Consolidation savings won’t be enough to justify further virtualization. For most I&O pros, the easy workloads are already virtualized. Looking ahead at 2013, what’s left are the complex business-critical applications the business can’t run without (high-performance databases, ERP, and collaboration top the list). You won’t virtualize these to save on hardware; you’ll do it to make them mobile, so they can be moved, protected, and duplicated easily. You’ll have to explain how virtualizing these apps will make them faster, safer, and more reliable—then prove it.
On Tuesday, September 4, Microsoft made the official announcement of Windows Server 2012, ending what has seemed like an interminable sequence of rumors, Beta releases, and endless speculation about this successor to Windows Server 2008.
So, is it worth the wait and does it live up to its hype? All omens point to a resounding “YES.”
Make no mistake, this is a really major restructuring of the OS, and a major step-function in capabilities aligned with several major strategic trends for both Microsoft and the rest of the industry. While Microsoft’s high level message is centered on the cloud, and on the Windows Server 2012 features that make it a productive platform upon which both enterprises and service providers can build a cost-effective cloud, its features will be immensely valuable to a wide range of businesses.
What It Does
The reviewers guide for Windows Server 2012 is over 220 pages long, and the OS has at least 100 features that are worth noting, so a real exploration of the features of this OS is way beyond what I can do here. Nonetheless, we can look at several buckets of technology to get an understanding of the general capabilities.

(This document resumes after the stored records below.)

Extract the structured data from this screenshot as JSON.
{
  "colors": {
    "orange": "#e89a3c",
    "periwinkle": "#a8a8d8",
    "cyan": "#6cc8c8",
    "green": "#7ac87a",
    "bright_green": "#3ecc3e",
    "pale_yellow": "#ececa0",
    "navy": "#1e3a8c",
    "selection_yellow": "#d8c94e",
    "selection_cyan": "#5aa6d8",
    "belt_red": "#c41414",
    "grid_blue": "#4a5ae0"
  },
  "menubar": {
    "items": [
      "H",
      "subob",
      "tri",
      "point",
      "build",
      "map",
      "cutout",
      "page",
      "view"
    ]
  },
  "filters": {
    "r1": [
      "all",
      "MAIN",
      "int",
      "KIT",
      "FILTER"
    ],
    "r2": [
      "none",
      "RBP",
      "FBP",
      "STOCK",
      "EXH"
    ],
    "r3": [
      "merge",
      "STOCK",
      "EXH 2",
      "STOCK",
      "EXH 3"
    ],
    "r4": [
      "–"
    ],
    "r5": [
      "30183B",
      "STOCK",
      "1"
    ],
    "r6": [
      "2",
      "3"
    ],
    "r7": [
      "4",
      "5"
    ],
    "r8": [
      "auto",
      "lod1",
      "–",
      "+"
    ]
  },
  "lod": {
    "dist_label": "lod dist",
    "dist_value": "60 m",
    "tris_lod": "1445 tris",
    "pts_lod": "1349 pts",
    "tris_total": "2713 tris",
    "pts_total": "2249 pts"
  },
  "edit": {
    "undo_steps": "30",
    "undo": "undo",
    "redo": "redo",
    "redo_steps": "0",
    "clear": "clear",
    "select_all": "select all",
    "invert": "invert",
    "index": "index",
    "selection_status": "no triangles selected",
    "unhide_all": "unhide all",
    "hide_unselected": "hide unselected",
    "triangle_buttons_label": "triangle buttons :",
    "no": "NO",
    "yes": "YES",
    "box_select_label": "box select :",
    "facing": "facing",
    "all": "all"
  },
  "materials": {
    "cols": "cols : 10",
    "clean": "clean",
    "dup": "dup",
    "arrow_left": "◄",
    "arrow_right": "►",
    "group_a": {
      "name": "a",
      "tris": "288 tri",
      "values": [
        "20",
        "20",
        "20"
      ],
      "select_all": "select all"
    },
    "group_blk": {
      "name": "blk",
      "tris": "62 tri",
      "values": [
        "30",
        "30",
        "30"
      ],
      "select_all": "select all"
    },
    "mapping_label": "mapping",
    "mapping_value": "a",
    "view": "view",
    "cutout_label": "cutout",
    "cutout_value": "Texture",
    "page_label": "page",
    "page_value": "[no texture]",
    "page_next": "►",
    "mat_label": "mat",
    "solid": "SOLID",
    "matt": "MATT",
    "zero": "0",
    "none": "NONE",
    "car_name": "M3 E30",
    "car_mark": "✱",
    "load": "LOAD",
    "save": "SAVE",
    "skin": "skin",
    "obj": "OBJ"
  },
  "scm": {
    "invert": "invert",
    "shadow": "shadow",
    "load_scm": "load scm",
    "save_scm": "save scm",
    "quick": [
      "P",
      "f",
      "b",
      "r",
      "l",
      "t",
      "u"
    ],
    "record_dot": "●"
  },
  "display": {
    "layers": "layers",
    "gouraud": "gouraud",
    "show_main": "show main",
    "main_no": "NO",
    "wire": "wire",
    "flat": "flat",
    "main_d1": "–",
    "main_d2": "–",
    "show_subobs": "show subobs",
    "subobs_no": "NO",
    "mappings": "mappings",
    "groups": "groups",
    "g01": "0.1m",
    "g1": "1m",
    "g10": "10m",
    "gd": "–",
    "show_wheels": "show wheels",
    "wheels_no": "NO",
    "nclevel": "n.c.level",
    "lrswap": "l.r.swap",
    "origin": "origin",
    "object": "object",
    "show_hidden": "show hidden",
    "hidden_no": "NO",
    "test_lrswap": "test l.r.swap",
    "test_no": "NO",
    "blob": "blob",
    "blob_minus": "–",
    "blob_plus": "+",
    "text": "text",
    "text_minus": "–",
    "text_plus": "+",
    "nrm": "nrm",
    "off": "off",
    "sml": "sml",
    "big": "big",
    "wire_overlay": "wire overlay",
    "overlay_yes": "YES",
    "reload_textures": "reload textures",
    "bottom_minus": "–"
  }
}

Also important to note is that while Microsoft has positioned this as a very cloud-friendly OS, almost all of these cloud-related features are also very useful to an enterprise IT environment.
New file system — Included in WS2012 is ReFS, a new file system designed to survive failures that would bring down or corrupt the previous NTFS file system (which is still available). Combined with improvements in cluster management and failover, this is a capability that will play across the entire user spectrum.
Last year, my colleague, James Staten, and I published evaluations of the (internal) private cloud and public cloud markets — this year we’re going to fill in the remaining gap in the IaaS space, by publishing a Forrester Wave evaluation on Hosted Private Cloud Solutions. Vendors participating in this report will be evaluated on key criteria, a demo following a mandatory script, and customer references for validation of the solution. Throughout the research process I’ll be providing some updates and interesting findings before it goes live in early Q4 2012.
So, what is hosted private cloud? Like almost every product in the cloud space, there’s a lot of ambiguity about what you’ll be getting if you sign on to use a hosted private cloud solution. Today, NIST defines private cloud as:
The cloud infrastructure is provisioned for exclusive use by a single organization comprising multiple consumers (e.g., business units). It may be owned, managed, and operated by the organization, a third party, or some combination of them, and it may exist on or off premises.
Hosted private cloud refers to a variation of this where the solution lives off-premises in a hosted environment while still incorporating NIST's IaaS service definition, particularly where “[t]he consumer does not manage or control the underlying cloud infrastructure but has control over operating systems, storage, and deployed applications.” But there’s a great deal of variation in today’s hosted private cloud arena. Usually solutions differ in the following ways: